• GOAL OF THE EXERCISE:
Search the records for lines that contain the word "icon". Copy them all.

DATASET RECORDS Start Marker

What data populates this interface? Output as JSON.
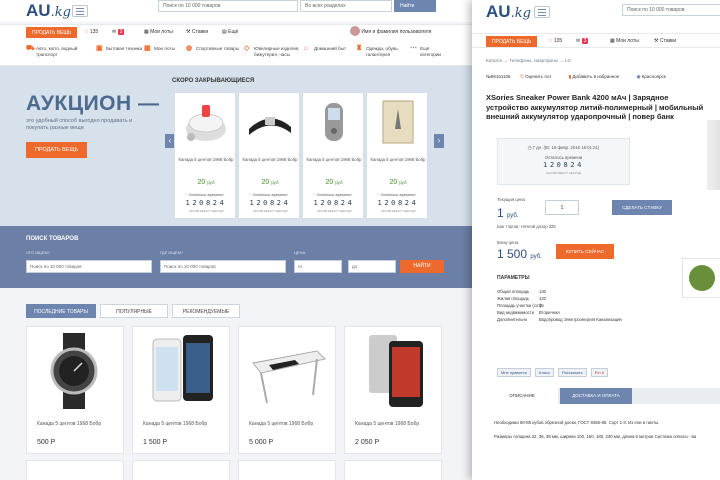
{
  "left_page": {
    "logo": {
      "text": "AU",
      "suffix": ".kg"
    },
    "top_search": {
      "placeholder": "Поиск по 10 000 товаров",
      "category": "Во всех разделах",
      "button": "Найти"
    },
    "sell_button": "ПРОДАТЬ ВЕЩЬ",
    "favorites_count": "135",
    "messages_count": "3",
    "my_lots": "Мои лоты",
    "bets": "Ставки",
    "ads": "Ещё",
    "user_name": "Имя и фамилия пользователя",
    "categories": [
      "Авто, мото, водный транспорт",
      "Бытовая техника",
      "Мои лоты",
      "Спортивные товары",
      "Ювелирные изделия, бижутерия, часы",
      "Домашний быт",
      "Одежда, обувь, галантерея",
      "Ещё категории"
    ],
    "hero": {
      "title": "АУКЦИОН —",
      "text": "это удобный способ выгодно продавать и покупать разные вещи",
      "button": "ПРОДАТЬ ВЕЩЬ",
      "soon_title": "СКОРО ЗАКРЫВАЮЩИЕСЯ"
    },
    "auction_cards": [
      {
        "title": "Канада 5 центов 1968 Бобр",
        "price": "20",
        "currency": "руб",
        "remain_label": "Осталось времени",
        "timer": "120824",
        "timer_units": "ЧАСОВ МИНУТ СЕКУНД",
        "icon": "cotton-candy-machine"
      },
      {
        "title": "Канада 5 центов 1968 Бобр",
        "price": "20",
        "currency": "руб",
        "remain_label": "Осталось времени",
        "timer": "120824",
        "timer_units": "ЧАСОВ МИНУТ СЕКУНД",
        "icon": "belt"
      },
      {
        "title": "Канада 5 центов 1968 Бобр",
        "price": "20",
        "currency": "руб",
        "remain_label": "Осталось времени",
        "timer": "120824",
        "timer_units": "ЧАСОВ МИНУТ СЕКУНД",
        "icon": "phone"
      },
      {
        "title": "Канада 5 центов 1968 Бобр",
        "price": "20",
        "currency": "руб",
        "remain_label": "Осталось времени",
        "timer": "120824",
        "timer_units": "ЧАСОВ МИНУТ СЕКУНД",
        "icon": "book"
      }
    ],
    "search": {
      "heading": "ПОИСК ТОВАРОВ",
      "what_label": "ЧТО ИЩЕМ?",
      "what_placeholder": "Поиск по 10 000 товаров",
      "where_label": "ГДЕ ИЩЕМ?",
      "where_placeholder": "Поиск по 10 000 товаров",
      "price_label": "ЦЕНА",
      "from": "от",
      "to": "до",
      "button": "НАЙТИ"
    },
    "tabs": [
      "ПОСЛЕДНИЕ ТОВАРЫ",
      "ПОПУЛЯРНЫЕ",
      "РЕКОМЕНДУЕМЫЕ"
    ],
    "products": [
      {
        "title": "Канада 5 центов 1968 Бобр",
        "price": "500 Р",
        "icon": "watch"
      },
      {
        "title": "Канада 5 центов 1968 Бобр",
        "price": "1 500 Р",
        "icon": "iphone"
      },
      {
        "title": "Канада 5 центов 1968 Бобр",
        "price": "5 000 Р",
        "icon": "laptop-table"
      },
      {
        "title": "Канада 5 центов 1968 Бобр",
        "price": "2 050 Р",
        "icon": "smartphone-g2"
      }
    ]
  },
  "right_page": {
    "logo": {
      "text": "AU",
      "suffix": ".kg"
    },
    "top_search": {
      "placeholder": "Поиск по 10 000 товаров"
    },
    "sell_button": "ПРОДАТЬ ВЕЩЬ",
    "favorites_count": "135",
    "messages_count": "3",
    "my_lots": "Мои лоты",
    "bets": "Ставки",
    "breadcrumb": "Каталог → Телефоны, смартфоны → LG",
    "lot": {
      "number": "№96161106",
      "rate": "Оценить лот",
      "fav": "Добавить в избранное",
      "city": "Красноярск"
    },
    "title": "XSories Sneaker Power Bank 4200 мАч | Зарядное устройство аккумулятор литий-полимерный | мобильный внешний аккумулятор ударопрочный | повер банк",
    "timer": {
      "date": "7 дн. (Вт. 16 февр. 2016 16:01:21)",
      "remain_label": "Осталось времени",
      "value": "120824",
      "units": "ЧАСОВ МИНУТ СЕКУНД"
    },
    "current_price_label": "Текущая цена",
    "current_price": "1",
    "current_currency": "руб.",
    "qty": "1",
    "bid_button": "СДЕЛАТЬ СТАВКУ",
    "step": "Шаг торгов:  Ночной дозор  325",
    "blitz_label": "Блиц-цена",
    "blitz_price": "1 500",
    "blitz_currency": "руб.",
    "buy_button": "КУПИТЬ СЕЙЧАС",
    "params_title": "ПАРАМЕТРЫ",
    "params": [
      {
        "k": "Общая площадь",
        "v": "130"
      },
      {
        "k": "Жилая площадь",
        "v": "120"
      },
      {
        "k": "Площадь участка (сот)",
        "v": "15"
      },
      {
        "k": "Вид недвижимости",
        "v": "Вторичная"
      },
      {
        "k": "Дополнительно",
        "v": "Водопровод Электроэнергия Канализация"
      }
    ],
    "share": [
      "Мне нравится",
      "Класс",
      "Рассказать",
      "Pin it"
    ],
    "detail_tabs": [
      "ОПИСАНИЕ",
      "ДОСТАВКА И ОПЛАТА"
    ],
    "desc_lines": [
      "Необходимо 80-85 кубов обрезной доски, ГОСТ 8486-86. Сорт 1-3. Из ели и пихты.",
      "Размеры толщина 32, 36, 38 мм, ширина 100, 150, 180, 230 мм, длина 6 метров Система оплаты - ва"
    ]
  }
}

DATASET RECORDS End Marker

• ANSWER TO THE EXERCISE:
        "icon": "cotton-candy-machine"
        "icon": "belt"
        "icon": "phone"
        "icon": "book"
        "icon": "watch"
        "icon": "iphone"
        "icon": "laptop-table"
        "icon": "smartphone-g2"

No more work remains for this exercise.